Dataset extract »
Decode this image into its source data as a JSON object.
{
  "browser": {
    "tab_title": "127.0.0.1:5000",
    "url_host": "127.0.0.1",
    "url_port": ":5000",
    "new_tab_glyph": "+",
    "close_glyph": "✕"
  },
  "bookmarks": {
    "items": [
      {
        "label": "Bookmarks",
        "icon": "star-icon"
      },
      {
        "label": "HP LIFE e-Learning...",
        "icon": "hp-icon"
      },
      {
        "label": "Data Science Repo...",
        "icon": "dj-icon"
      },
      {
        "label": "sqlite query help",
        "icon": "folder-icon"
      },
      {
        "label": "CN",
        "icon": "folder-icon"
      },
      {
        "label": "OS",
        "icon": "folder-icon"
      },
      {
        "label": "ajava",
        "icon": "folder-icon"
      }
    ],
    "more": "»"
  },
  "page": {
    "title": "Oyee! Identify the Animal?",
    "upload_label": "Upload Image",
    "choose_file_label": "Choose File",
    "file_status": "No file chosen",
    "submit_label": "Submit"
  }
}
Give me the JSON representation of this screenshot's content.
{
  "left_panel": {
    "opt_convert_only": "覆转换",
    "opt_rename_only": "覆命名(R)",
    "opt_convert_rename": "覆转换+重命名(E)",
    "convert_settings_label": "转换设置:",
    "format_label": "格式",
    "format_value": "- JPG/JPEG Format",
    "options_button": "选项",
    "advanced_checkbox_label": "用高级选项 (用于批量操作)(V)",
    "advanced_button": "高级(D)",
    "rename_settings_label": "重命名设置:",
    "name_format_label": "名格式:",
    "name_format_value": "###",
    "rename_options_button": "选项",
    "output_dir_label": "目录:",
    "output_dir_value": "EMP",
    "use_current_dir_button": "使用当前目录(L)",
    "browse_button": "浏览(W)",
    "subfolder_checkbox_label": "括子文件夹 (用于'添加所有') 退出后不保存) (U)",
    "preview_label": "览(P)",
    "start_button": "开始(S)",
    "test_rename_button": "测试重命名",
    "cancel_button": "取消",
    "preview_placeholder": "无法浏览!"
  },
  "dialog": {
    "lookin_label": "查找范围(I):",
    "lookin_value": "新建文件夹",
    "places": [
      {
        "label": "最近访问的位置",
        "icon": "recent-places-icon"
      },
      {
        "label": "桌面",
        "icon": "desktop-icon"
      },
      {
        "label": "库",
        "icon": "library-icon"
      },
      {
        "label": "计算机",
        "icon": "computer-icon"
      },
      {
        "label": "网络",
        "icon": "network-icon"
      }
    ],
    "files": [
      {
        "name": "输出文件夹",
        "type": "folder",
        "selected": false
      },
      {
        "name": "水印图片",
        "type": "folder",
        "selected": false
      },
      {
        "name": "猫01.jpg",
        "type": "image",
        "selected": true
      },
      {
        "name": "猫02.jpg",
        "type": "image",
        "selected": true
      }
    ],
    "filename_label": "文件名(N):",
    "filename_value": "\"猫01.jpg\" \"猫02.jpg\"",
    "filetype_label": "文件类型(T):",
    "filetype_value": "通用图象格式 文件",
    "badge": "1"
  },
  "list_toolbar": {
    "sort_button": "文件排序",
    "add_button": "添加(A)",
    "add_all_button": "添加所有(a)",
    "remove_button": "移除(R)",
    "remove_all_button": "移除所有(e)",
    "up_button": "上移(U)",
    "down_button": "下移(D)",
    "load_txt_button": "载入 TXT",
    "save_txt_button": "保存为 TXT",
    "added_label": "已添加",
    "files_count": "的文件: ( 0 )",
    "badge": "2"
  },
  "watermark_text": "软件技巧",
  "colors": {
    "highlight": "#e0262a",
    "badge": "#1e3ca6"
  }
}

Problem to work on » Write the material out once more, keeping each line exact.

Written response »
Decode this image into its source data as a JSON object.
{
  "browser": {
    "tab_title": "127.0.0.1:5000",
    "url_host": "127.0.0.1",
    "url_port": ":5000",
    "new_tab_glyph": "+",
    "close_glyph": "✕"
  },
  "bookmarks": {
    "items": [
      {
        "label": "Bookmarks",
        "icon": "star-icon"
      },
      {
        "label": "HP LIFE e-Learning...",
        "icon": "hp-icon"
      },
      {
        "label": "Data Science Repo...",
        "icon": "dj-icon"
      },
      {
        "label": "sqlite query help",
        "icon": "folder-icon"
      },
      {
        "label": "CN",
        "icon": "folder-icon"
      },
      {
        "label": "OS",
        "icon": "folder-icon"
      },
      {
        "label": "ajava",
        "icon": "folder-icon"
      }
    ],
    "more": "»"
  },
  "page": {
    "title": "Oyee! Identify the Animal?",
    "upload_label": "Upload Image",
    "choose_file_label": "Choose File",
    "file_status": "No file chosen",
    "submit_label": "Submit"
  }
}
Give me the JSON representation of this screenshot's content.
{
  "left_panel": {
    "opt_convert_only": "覆转换",
    "opt_rename_only": "覆命名(R)",
    "opt_convert_rename": "覆转换+重命名(E)",
    "convert_settings_label": "转换设置:",
    "format_label": "格式",
    "format_value": "- JPG/JPEG Format",
    "options_button": "选项",
    "advanced_checkbox_label": "用高级选项 (用于批量操作)(V)",
    "advanced_button": "高级(D)",
    "rename_settings_label": "重命名设置:",
    "name_format_label": "名格式:",
    "name_format_value": "###",
    "rename_options_button": "选项",
    "output_dir_label": "目录:",
    "output_dir_value": "EMP",
    "use_current_dir_button": "使用当前目录(L)",
    "browse_button": "浏览(W)",
    "subfolder_checkbox_label": "括子文件夹 (用于'添加所有') 退出后不保存) (U)",
    "preview_label": "览(P)",
    "start_button": "开始(S)",
    "test_rename_button": "测试重命名",
    "cancel_button": "取消",
    "preview_placeholder": "无法浏览!"
  },
  "dialog": {
    "lookin_label": "查找范围(I):",
    "lookin_value": "新建文件夹",
    "places": [
      {
        "label": "最近访问的位置",
        "icon": "recent-places-icon"
      },
      {
        "label": "桌面",
        "icon": "desktop-icon"
      },
      {
        "label": "库",
        "icon": "library-icon"
      },
      {
        "label": "计算机",
        "icon": "computer-icon"
      },
      {
        "label": "网络",
        "icon": "network-icon"
      }
    ],
    "files": [
      {
        "name": "输出文件夹",
        "type": "folder",
        "selected": false
      },
      {
        "name": "水印图片",
        "type": "folder",
        "selected": false
      },
      {
        "name": "猫01.jpg",
        "type": "image",
        "selected": true
      },
      {
        "name": "猫02.jpg",
        "type": "image",
        "selected": true
      }
    ],
    "filename_label": "文件名(N):",
    "filename_value": "\"猫01.jpg\" \"猫02.jpg\"",
    "filetype_label": "文件类型(T):",
    "filetype_value": "通用图象格式 文件",
    "badge": "1"
  },
  "list_toolbar": {
    "sort_button": "文件排序",
    "add_button": "添加(A)",
    "add_all_button": "添加所有(a)",
    "remove_button": "移除(R)",
    "remove_all_button": "移除所有(e)",
    "up_button": "上移(U)",
    "down_button": "下移(D)",
    "load_txt_button": "载入 TXT",
    "save_txt_button": "保存为 TXT",
    "added_label": "已添加",
    "files_count": "的文件: ( 0 )",
    "badge": "2"
  },
  "watermark_text": "软件技巧",
  "colors": {
    "highlight": "#e0262a",
    "badge": "#1e3ca6"
  }
}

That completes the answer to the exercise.